Remove from heat and stir in the vanilla and chopped chocolate. Stir until the chocolate has melted.

Pour into two ramekins or small glasses. Chill completely before serving - give it a couple of hours, or even overnight.

Top with a dollop of whipped cream and chocolate shavings.

To make sweetened whipping cream, add 1 tsp of icing sugar to 1/2 cup of cream and whip until thick.

Today is what matters!

Sleep can really work wonders some days. I think I had about 12 hours last night, if you count a couple in front of the TV. I say if you can't make a decision, sleep! Somehow our minds organize all those thoughts and we wake up the next day with new understanding. The outcome of all those hours of sleep is... that I am going to hold off until either January or September 2011 to head to school. It comes down to finances, and I think it is wise to go in with the tuition paid in full, as I don't want to pay off a student loan after I am finished. I want to start a business instead!
I must admit I felt quite discouraged, so much so that not even cooking made me feel better last night (thus the marathon of sleep). It felt horrible being in the kitchen, dicing and slicing away and trying to enjoy it. It oddly reminded of being on a bad date (this being before I met my husband, of course)! My passion was no where to be found. However, having made a decision lifts some of that weight, I can look to tomorrow and most certainly not give up on what I have started. I feel confident that I can use this "gift" God gave me (although I feel like I need to learn so much still to even call it a gift) in some way or another, even now, at home and in my writing. Then today I received an encouraging note from someone I have lost contact with over the years, telling me that she has found inspiration through what I do and that just puts my feet back on the ground. Why worry about tomorrow, when tomorrow will take care of itself. Do what you can TODAY, and give it your all. This is the path that will lead to that tomorrow!
I love Sprout... and I will continue to nourish it, no pun intended. My discouragement had nothing to do with Sprout, but the desire to take it to a higher level.
PS - thanks for listening...
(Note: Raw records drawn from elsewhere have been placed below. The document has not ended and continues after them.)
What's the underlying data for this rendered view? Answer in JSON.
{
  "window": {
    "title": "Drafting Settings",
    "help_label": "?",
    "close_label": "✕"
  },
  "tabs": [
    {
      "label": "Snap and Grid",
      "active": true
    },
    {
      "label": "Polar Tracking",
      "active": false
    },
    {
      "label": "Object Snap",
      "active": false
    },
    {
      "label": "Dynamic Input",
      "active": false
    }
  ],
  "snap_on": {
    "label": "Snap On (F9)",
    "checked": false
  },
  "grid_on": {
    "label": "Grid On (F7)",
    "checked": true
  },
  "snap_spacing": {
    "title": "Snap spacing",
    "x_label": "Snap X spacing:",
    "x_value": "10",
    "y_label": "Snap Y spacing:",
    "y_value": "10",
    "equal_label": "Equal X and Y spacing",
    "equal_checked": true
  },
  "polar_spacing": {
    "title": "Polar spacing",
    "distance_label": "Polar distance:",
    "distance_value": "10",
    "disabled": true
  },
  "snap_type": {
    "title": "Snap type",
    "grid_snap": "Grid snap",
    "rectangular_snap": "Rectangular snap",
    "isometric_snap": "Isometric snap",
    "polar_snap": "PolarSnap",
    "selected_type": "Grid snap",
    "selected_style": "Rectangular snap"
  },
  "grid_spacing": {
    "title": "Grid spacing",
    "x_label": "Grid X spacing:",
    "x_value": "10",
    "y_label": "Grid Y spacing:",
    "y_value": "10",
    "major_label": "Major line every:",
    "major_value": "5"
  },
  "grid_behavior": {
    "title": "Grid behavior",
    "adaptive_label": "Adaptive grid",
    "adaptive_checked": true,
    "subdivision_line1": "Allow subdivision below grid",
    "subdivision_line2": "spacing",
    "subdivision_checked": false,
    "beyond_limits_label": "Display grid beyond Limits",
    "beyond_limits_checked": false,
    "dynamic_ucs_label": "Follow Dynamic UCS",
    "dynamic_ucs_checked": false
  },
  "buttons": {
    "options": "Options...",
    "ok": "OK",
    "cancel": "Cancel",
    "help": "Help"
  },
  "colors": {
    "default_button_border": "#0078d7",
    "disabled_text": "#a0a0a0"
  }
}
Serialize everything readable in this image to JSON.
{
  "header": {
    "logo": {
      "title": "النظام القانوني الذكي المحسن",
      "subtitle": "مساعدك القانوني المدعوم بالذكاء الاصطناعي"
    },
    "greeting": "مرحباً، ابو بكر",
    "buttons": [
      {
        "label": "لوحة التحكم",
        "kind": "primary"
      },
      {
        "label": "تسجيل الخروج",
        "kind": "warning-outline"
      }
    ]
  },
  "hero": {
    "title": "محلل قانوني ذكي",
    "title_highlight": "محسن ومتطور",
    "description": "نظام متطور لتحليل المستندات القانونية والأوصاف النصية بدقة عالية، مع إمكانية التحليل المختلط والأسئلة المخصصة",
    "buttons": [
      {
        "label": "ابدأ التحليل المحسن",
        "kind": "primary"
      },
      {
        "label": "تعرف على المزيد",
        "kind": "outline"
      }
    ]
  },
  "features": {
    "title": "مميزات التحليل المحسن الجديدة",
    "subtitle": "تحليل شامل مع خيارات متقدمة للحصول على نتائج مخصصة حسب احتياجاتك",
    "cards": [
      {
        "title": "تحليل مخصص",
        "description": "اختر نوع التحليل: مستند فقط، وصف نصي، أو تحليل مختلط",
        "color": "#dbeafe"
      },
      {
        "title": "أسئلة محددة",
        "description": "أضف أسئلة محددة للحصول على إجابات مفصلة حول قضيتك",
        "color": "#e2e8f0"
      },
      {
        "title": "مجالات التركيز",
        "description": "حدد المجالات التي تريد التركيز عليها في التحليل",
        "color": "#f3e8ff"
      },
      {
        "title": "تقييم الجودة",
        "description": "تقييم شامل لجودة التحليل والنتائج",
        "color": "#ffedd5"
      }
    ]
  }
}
Monday, February 1, 2010

Hungry... for more!

I find myself in an old familiar spot... thinking about my future, trusting God with it, and wondering if or perhaps when I should go back to school. There is no doubt that family and raising kids is my number one priority, but I do wonder about 10 years down the road. The girls will be off to their own college or university studies - will it simply be too late for me to start then? Will I be too old to learn then? So I wonder, do I put the kids "aside" for a year, and make it happen for myself, and in return give them a much better future?
When I put all that noise away, thoughts that I have put to the back of my mind get a chance to voice themselves, and I know that I am hungry for more. Not just food, but knowledge. I love what I have going this year, but I realize it is "just" a filler, a hobby, something that keeps me busy and gives me a break from mommy thoughts and breaking up fights and teaching values. On the other hand, I felt like I have learned so much these past very few months, and I am thinking I should have done this years ago! It goes to show, if we want to learn, the opportunity is there, whether big or small. We never, ever need to sit around and let time go by. We have been given dreams, and I believe these dreams are in direct relation to our gifts/talents, so why not pursue them. And in the end become that person we were created to be.
So it's decision time! I am not sure if it's coincidence that the idea of college came back to mind last week, because when I checked for the registration deadline and saw that it is February the 2nd, I am reminded of how God seems to do things in my life. I used to see it as direction coming in at the very last minute, but have redirected that into direction coming at just the right time. At times like these when I just trust and know that I have heard right, and I jump in with both feet, things seem to fall into place all on their own -however knowing full well that God has had things worked out for me all along.
Do you remember that little song, "Trust and obey, for there's no other way...".